Candles were lit, bells tolled and a moment of silence was offered for Gabby Giffords and Margaret Anderson, and the thousands of others that are victimized by gun violence here and across the nation.
The vigil Sunday morning at Westlake Center, one of the more than 40 "Too Many Victims" vigils which took place in 19 states, came on the one-year anniversary of the Tucson shooting that gravely wounded Rep. Giffords and killed six people. The Seattle event was organized by Washington CeaseFire, a statewide non-profit organization dedicated to reducing gun violence in the state.
"Gun violence is the most neglected public issue of our time," CeaseFire's board president Ralph Fascitelli told a sparse crowd of maybe 50 people. "In our state, we have lost more lives to gun violence than all the U.S. combat casualties in Iraq since 2003."
Fascitelli added that there have been 6,000 gun-related deaths in Washington in the past ten years, and yet, "Virtually nothing gets done about it. We can't even pass an assault-weapons ban on weapons that can shoot 200 bullets a minute."
Fascitell's remarks were interrupted for several awkward minutes when a manner-challenged twenty-something-year-old man moved menancingly toward the speaker and said, gratingly, "What about the homeless? What are you doing about the homeless?"

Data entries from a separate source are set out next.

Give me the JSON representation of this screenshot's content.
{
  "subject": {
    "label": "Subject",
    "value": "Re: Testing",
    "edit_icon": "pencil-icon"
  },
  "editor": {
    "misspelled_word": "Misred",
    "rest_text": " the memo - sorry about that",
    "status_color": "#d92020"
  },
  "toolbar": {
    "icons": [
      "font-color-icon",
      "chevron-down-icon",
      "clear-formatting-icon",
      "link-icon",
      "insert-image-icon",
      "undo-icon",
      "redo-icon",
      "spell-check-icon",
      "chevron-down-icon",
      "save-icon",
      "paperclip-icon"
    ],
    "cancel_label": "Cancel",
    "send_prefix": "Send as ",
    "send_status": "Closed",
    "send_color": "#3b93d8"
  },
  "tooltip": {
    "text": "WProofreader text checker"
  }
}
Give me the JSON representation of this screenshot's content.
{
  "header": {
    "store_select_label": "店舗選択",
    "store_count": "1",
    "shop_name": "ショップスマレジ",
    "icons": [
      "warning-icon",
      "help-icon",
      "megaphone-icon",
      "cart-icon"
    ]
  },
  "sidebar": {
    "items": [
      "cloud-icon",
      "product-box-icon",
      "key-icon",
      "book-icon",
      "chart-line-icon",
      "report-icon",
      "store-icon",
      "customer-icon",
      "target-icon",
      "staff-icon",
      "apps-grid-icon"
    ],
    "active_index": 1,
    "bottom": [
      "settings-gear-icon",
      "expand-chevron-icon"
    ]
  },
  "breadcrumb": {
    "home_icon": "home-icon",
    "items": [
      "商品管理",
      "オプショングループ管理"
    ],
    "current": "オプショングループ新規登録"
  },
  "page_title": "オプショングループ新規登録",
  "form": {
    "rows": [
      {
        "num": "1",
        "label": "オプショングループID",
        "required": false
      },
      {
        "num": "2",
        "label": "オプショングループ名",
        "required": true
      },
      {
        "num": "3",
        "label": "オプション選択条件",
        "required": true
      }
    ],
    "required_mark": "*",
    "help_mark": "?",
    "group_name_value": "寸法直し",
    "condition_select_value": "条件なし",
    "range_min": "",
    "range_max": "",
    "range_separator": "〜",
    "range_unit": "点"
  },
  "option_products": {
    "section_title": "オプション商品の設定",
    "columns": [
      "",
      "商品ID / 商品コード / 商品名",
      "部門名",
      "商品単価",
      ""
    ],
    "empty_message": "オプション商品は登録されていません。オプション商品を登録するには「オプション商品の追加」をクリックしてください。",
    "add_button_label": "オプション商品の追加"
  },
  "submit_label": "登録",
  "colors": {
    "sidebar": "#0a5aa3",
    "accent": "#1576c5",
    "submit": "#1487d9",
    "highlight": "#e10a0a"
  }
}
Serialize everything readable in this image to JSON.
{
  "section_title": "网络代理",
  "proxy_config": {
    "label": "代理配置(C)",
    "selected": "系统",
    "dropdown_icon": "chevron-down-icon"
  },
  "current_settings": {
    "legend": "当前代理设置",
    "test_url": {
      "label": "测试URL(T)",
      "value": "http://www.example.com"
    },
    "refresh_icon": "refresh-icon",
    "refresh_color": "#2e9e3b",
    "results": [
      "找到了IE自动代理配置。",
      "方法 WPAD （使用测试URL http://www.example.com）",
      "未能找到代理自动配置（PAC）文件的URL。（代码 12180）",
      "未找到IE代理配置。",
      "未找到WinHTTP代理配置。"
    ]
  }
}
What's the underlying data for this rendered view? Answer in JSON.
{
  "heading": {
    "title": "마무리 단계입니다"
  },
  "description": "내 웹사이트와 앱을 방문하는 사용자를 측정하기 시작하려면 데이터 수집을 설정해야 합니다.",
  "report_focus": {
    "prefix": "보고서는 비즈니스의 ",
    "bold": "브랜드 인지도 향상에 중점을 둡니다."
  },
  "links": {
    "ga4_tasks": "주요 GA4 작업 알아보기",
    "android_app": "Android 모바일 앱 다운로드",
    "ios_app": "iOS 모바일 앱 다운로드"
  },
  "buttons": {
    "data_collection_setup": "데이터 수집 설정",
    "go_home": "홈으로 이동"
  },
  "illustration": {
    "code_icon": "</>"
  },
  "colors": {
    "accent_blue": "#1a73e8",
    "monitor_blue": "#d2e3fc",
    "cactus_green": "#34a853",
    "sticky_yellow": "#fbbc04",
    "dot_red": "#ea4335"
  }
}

One of the homeless, it turned out, was a black woman from south Tacoma. She said her name was Becky, who'd spent the night before the Westlake memorial in a shelter on 3rd Avenue and had felt moved to attend the event. On this chilly Sunday morning, she wore a button that read: "Remember Margaret Anderson," the 34-year-old ranger and mother of two toddlers who was shot to death in Mount Rainier National Park on New Year's Day.
Rep. Jim McDermott spoke of Tom Wales, the assistant U.S. attorney in Seattle who was killed the evening of Oct. 11, 2011 while sitting at his computer in his Queen Anne home. At the time, Wales lived ten blocks away from McDermott, who also noted that Giffords' office is just five doors down from his in the Longworth Building in Washington, D.C.
"When you have this kind of thing in our society, no one is safe," McDemott said. "It is an absolute travesty that our political system has done nothing to deal with this. We need sensible legislation... I don't want Tom Wales or Margaret Anderson to have died in vain."
According to the FBI, 12,996 Americans were murdered in 2010, the most recent year for which statistics are available. Of that number, more than two-thirds, or 8,775, were killed by guns.